> [Work request] Write out the data word for word and omit every picture.
[Data shown]
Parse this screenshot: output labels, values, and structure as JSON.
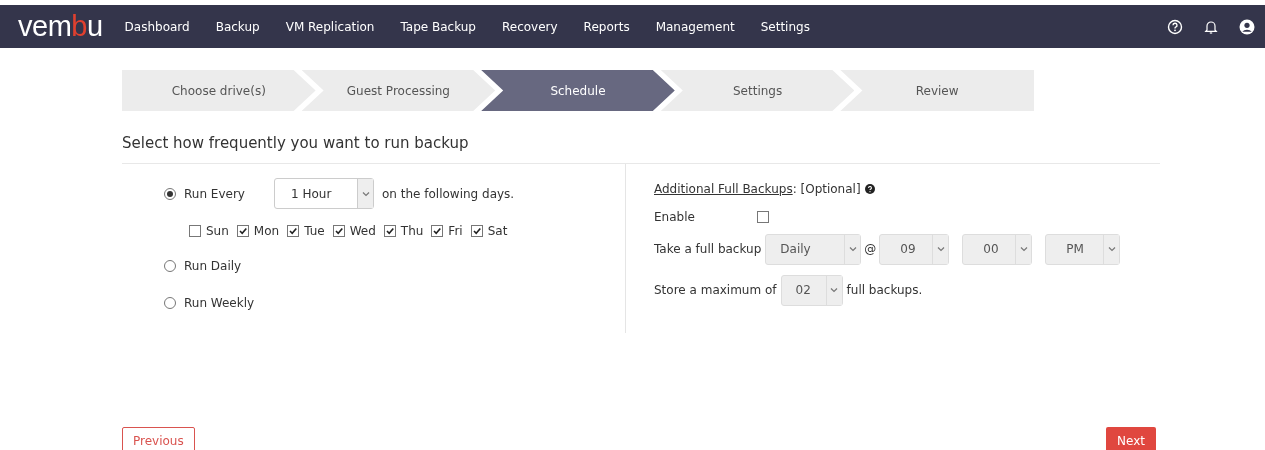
{
  "logo": [
    {
      "text": "vem",
      "color": "#ffffff"
    },
    {
      "text": "b",
      "color": "#e0402f"
    },
    {
      "text": "u",
      "color": "#ffffff"
    }
  ],
  "nav": [
    "Dashboard",
    "Backup",
    "VM Replication",
    "Tape Backup",
    "Recovery",
    "Reports",
    "Management",
    "Settings"
  ],
  "steps": [
    {
      "label": "Choose drive(s)",
      "selected": false
    },
    {
      "label": "Guest Processing",
      "selected": false
    },
    {
      "label": "Schedule",
      "selected": true
    },
    {
      "label": "Settings",
      "selected": false
    },
    {
      "label": "Review",
      "selected": false
    }
  ],
  "heading": "Select how frequently you want to run backup",
  "schedule": [
    {
      "label": "Run Every",
      "selected": true,
      "select": "1 Hour",
      "suffix": "on the following days."
    },
    {
      "label": "Run Daily",
      "selected": false
    },
    {
      "label": "Run Weekly",
      "selected": false
    }
  ],
  "days": [
    {
      "label": "Sun",
      "checked": false
    },
    {
      "label": "Mon",
      "checked": true
    },
    {
      "label": "Tue",
      "checked": true
    },
    {
      "label": "Wed",
      "checked": true
    },
    {
      "label": "Thu",
      "checked": true
    },
    {
      "label": "Fri",
      "checked": true
    },
    {
      "label": "Sat",
      "checked": true
    }
  ],
  "full_backups": {
    "title": "Additional Full Backups",
    "title_suffix": ": [Optional]",
    "enable_label": "Enable",
    "enabled": false,
    "take_label": "Take a full backup",
    "frequency": {
      "value": "Daily",
      "disabled": true
    },
    "at": "@",
    "hour": {
      "value": "09",
      "disabled": true
    },
    "minute": {
      "value": "00",
      "disabled": true
    },
    "ampm": {
      "value": "PM",
      "disabled": true
    },
    "store_label": "Store a maximum of",
    "store": {
      "value": "02",
      "disabled": true
    },
    "store_suffix": "full backups."
  },
  "buttons": {
    "previous": "Previous",
    "next": "Next"
  }
}
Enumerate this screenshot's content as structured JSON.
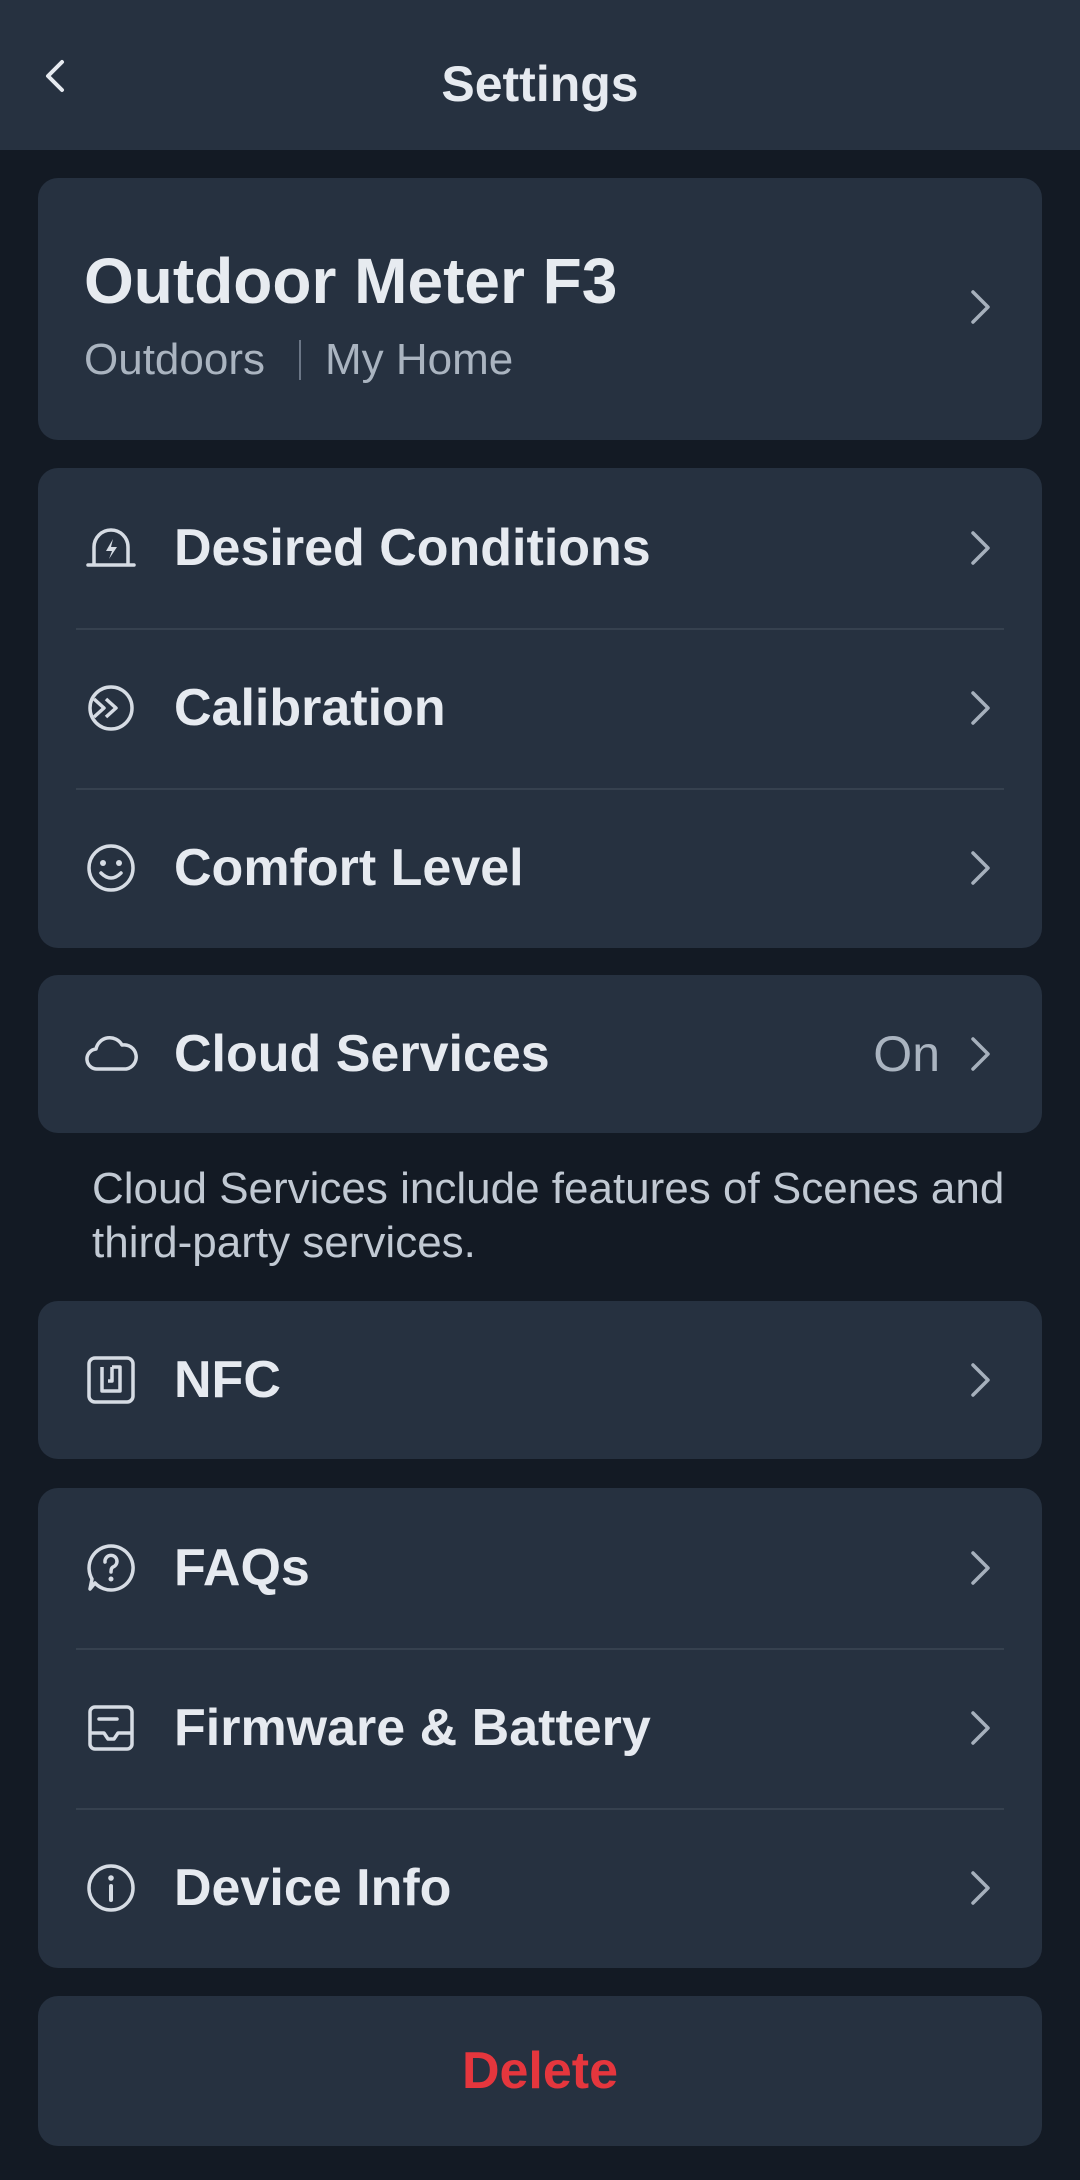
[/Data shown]
> [Task result]
Parse this screenshot: output labels, values, and structure as JSON.
{
  "logo": [
    {
      "text": "vem",
      "color": "#ffffff"
    },
    {
      "text": "b",
      "color": "#e0402f"
    },
    {
      "text": "u",
      "color": "#ffffff"
    }
  ],
  "nav": [
    "Dashboard",
    "Backup",
    "VM Replication",
    "Tape Backup",
    "Recovery",
    "Reports",
    "Management",
    "Settings"
  ],
  "steps": [
    {
      "label": "Choose drive(s)",
      "selected": false
    },
    {
      "label": "Guest Processing",
      "selected": false
    },
    {
      "label": "Schedule",
      "selected": true
    },
    {
      "label": "Settings",
      "selected": false
    },
    {
      "label": "Review",
      "selected": false
    }
  ],
  "heading": "Select how frequently you want to run backup",
  "schedule": [
    {
      "label": "Run Every",
      "selected": true,
      "select": "1 Hour",
      "suffix": "on the following days."
    },
    {
      "label": "Run Daily",
      "selected": false
    },
    {
      "label": "Run Weekly",
      "selected": false
    }
  ],
  "days": [
    {
      "label": "Sun",
      "checked": false
    },
    {
      "label": "Mon",
      "checked": true
    },
    {
      "label": "Tue",
      "checked": true
    },
    {
      "label": "Wed",
      "checked": true
    },
    {
      "label": "Thu",
      "checked": true
    },
    {
      "label": "Fri",
      "checked": true
    },
    {
      "label": "Sat",
      "checked": true
    }
  ],
  "full_backups": {
    "title": "Additional Full Backups",
    "title_suffix": ": [Optional]",
    "enable_label": "Enable",
    "enabled": false,
    "take_label": "Take a full backup",
    "frequency": {
      "value": "Daily",
      "disabled": true
    },
    "at": "@",
    "hour": {
      "value": "09",
      "disabled": true
    },
    "minute": {
      "value": "00",
      "disabled": true
    },
    "ampm": {
      "value": "PM",
      "disabled": true
    },
    "store_label": "Store a maximum of",
    "store": {
      "value": "02",
      "disabled": true
    },
    "store_suffix": "full backups."
  },
  "buttons": {
    "previous": "Previous",
    "next": "Next"
  }
}
Enumerate this screenshot's content as structured JSON.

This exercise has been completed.